In brief, you charge an estimated amount of accounts receivable to bad debt expense, before debiting the bad debt expense for the estimated amount of the write-off. Finally, you’ll credit the same amount to the bad debt provision contra account.


After a debt has been written off and considered uncollectible, it can still be recovered – for example, from a bankruptcy trustee or because the debtor has decided to make settlement to clear off the debt at a lower amount. However, these may be partial payments only.  

In most cases, you can reclaim tax paid on bad debts; and it’s a form of bad debt relief applied to both accounts receivable and accounts payable. 

This is applicable when you have already accounted for VAT but your customer defaults on full or partial payment. Specific criteria and conditions differ from country to country, but in general tax authorities allow companies to claim back the already paid output tax on bad debts.

If your company receives payment of a part of the debt, an adjustment for the bad debt relief already claimed must be made.

This form of debt relief is applicable when a customer defaults payment (in full or part) to your company for any supply of goods or services at the end of a specific period and you have initially credited or refunded the relevant input tax. Your customer must reverse the input tax related to the defaulted payment as output tax and the relevant tax amount must be paid back to the tax authorities.

If bad debt relief is paid, your company adjusts by reducing the VAT on purchases for the period in which the debt relief payment is received.


There are measures you can take within your company. Be sure your internal procedures include sound credit management policies and monitor your customers’ and partners’ financial management practices as well.

This procedure can be instrumental in avoiding expensive legal measures. If your customer misses a payment deadline, chase the outstanding invoice quickly: send a bad debt letter to try to collect the late payment and prevent it from becoming a bad debt.

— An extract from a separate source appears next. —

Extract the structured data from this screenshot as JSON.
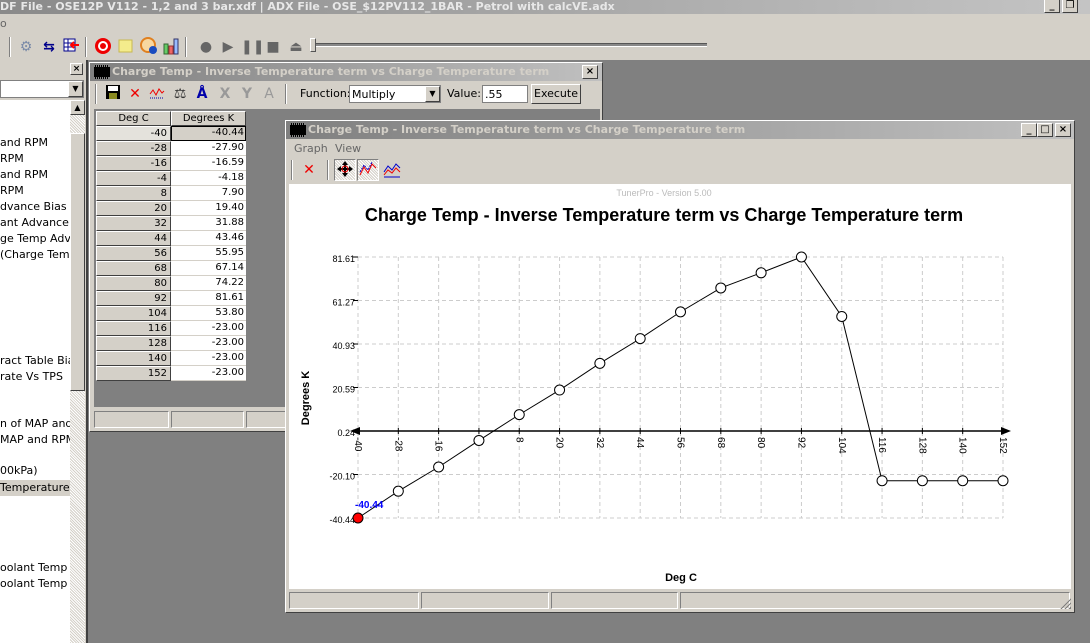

The bad debt letter should be succinct, written on your company letterhead, include your signature, and suggest how to resolve the matter in a timely fashion. Learn more by reading our article on how to collect late payments, that includes tips to write bad debt letters.

Remember: you don’t want to alienate your customer. Find a balance between firmly insisting on the matter being resolved and the need to maintain a positive customer relationship.

Debt collection requires a great deal of expertise that some companies do not have. Commercial law, for example, is often complex and varies greatly from one country to another. To help you, do not hesitate to check our country risk reports that give you information on how to manage these local risks and practices effectively.

When you add on the time and money you will spend trying to collect a debt, it becomes clear that overdue debts cost more than the face value of the bill.

Forewarned is forearmed.  A significant bulwark is bad debt insurance – also known as non-payment insurance or trade credit insurance: if your customer fails to pay you, your insurer compensates your company and protects your cash flow.

Bad debt insurance from Allianz Trade not only protects businesses, but also provides monitoring and financial information about your customers and prospects, and knowledge of marketplaces. These insights are valuable components of understanding what is bad debt, of helping you make better-informed decisions and of creating a successful business strategy.

Generally, the premium for your bad debt insurance is calculated depending on your sector of activity and your turnover.

For example, the bad debt insurance cost for a company with an annual turnover of €10 million in a low-risk market (such as an European Union country) will be around €1,500 a month for a standard trade credit insurance policy. However, this amount varies depending on the chosen type of coverage and sector.

With local expertise in more than 55 countries around the world, we support your company worldwide with investigators, negotiators and legal teams who help to recover outstanding payments efficiently and in the shortest possible time. It’s an effective safeguard against bad debt and provides confidence to trade.